Affairs Of The Heart 2006

The installed exhibition work Affairs of the Heart was created in a month long international ceramics symposium with  the interrogative title: Wofür brennen wir? (What do we fire for?) in Halle, in the eastern part of Germany . The site, 30 kilometres north of Leipzig where my mother was born,  stimulated my first significant work that  was the direct product of reflection on my grandparents, who were killed in the Nazi death-camps.

The objects that comprised the installations reprised some of the outcomes realised in the installation Durch das Feuer Gehen which had itself stimulated this introspection into my own heritage that touched on Germany; there I had installed some of the vessels lying on their sides, to convey the chaos of archaeological finds as well as the sense of disturbance in a regulated environment of the museum, to symbolically suggest the disruption of ordered existences. This meant that the opening existed on the side of the vessel and negated the need for a foot; so the individual vessel elements were developed, turned to a point – the classical shape of the amphora. I understood this archaic image of transportation and containment to carry the metaphors of damage and destruction that are suggested by my conflicted association with Germany. The mark-making began to be more violently expressed and dominant – a crease incised down the length of the piece. These were complemented by small porcelain thrown forms which were pressed, fossil-like, into soft, receptive clay and raku fired black; to create a cradle for the forms. The discussions at the symposium of Wofur brennen Wir, in which I interrogated my own rationales for firing, helped to clarify the possibility of there being a personal meaning to firing, bringing to fruition a glimpsed perception that had been gestating during the writing of my second book, that was nearing completion (Firing, 2007).

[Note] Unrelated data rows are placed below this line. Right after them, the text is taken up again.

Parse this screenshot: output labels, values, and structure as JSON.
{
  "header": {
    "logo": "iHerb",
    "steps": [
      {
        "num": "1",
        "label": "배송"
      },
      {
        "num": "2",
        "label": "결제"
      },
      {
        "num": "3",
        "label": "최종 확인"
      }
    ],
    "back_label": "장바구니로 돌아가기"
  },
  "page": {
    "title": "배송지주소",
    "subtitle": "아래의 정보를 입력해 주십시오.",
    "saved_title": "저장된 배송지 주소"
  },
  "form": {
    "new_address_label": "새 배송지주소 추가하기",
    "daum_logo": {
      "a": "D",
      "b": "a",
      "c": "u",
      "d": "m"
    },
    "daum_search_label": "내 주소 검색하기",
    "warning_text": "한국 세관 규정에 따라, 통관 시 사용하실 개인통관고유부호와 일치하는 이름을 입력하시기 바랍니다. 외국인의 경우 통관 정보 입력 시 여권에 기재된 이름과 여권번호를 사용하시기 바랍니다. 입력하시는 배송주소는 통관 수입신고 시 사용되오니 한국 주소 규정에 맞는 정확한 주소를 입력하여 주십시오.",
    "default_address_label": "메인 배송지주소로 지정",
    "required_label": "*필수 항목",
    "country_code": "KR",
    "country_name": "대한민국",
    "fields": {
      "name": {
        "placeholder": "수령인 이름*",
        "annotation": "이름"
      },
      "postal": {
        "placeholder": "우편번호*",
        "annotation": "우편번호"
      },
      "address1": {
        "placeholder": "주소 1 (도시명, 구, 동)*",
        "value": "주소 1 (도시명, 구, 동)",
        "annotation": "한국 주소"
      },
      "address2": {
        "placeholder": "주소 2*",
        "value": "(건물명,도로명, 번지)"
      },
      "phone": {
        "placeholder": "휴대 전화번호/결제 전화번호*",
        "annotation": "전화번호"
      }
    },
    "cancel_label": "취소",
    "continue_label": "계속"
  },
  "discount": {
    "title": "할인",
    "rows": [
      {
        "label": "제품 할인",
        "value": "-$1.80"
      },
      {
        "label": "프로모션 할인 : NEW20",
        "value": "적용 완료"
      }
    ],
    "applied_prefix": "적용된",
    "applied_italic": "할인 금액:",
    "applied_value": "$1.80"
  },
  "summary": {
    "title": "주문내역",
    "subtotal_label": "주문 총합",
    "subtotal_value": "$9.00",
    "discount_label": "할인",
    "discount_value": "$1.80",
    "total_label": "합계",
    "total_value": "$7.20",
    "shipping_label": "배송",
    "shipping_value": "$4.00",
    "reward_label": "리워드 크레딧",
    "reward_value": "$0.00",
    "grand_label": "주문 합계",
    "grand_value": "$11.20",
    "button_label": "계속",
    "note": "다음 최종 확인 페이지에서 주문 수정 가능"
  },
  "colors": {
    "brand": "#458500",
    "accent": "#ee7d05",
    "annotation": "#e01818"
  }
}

A further  meaning and significance was later attributed to the work: as the vessels without a  foot, having been turned to a point, and scarred with a deep impression on the side, were also reminiscent of the  shape of the heart; with no premonition I was to require a quadruple heart bypass operation only months later,  yet my coronary arteries must have been  in  a critical condition during this symposium. This re-consideration of the meanings of the work led to the next installations, which I understood as representative of the body  – of mine as well as of others’. Thus this experience was critical in forcing me to read my work not merely as crafted artefacts , but also as  objects of embodied narrative. I had experienced the reality of what Joseph Beuys had said: “Illnesses are almost always spiritual crises in life, in which old experiences and phases of thought are cut off in order to permit positive changes.”  (Quoted in: Lucie-Smith, 1987, p125) After the operation, as I was recovering from open-heart surgery with an eight inch scar on my chest, I re-interpreted the meaning of  the vessels that had been  presented on their sides: the  intended disruption of the convention of a foot on the pot became heart-shaped objects with a symbolic gash. Achim Borchardt-Hume, in critiquing  the actions of Doris Salcedo in her intervention Shibboleth reflects on this activity of cutting and incision in a symbolic way: “The act of cutting is motivated in equal measure by anger and the will to harm as by a mode of  doubt and enquiry, of testing the limits.  By creating a moment of disjuncture, cuts offer a means to find out what happens beneath the surface” (Salcedo, 2007,p17). In the indentation and cutting of the vessels I likewise am seeking for a meaning below the surface.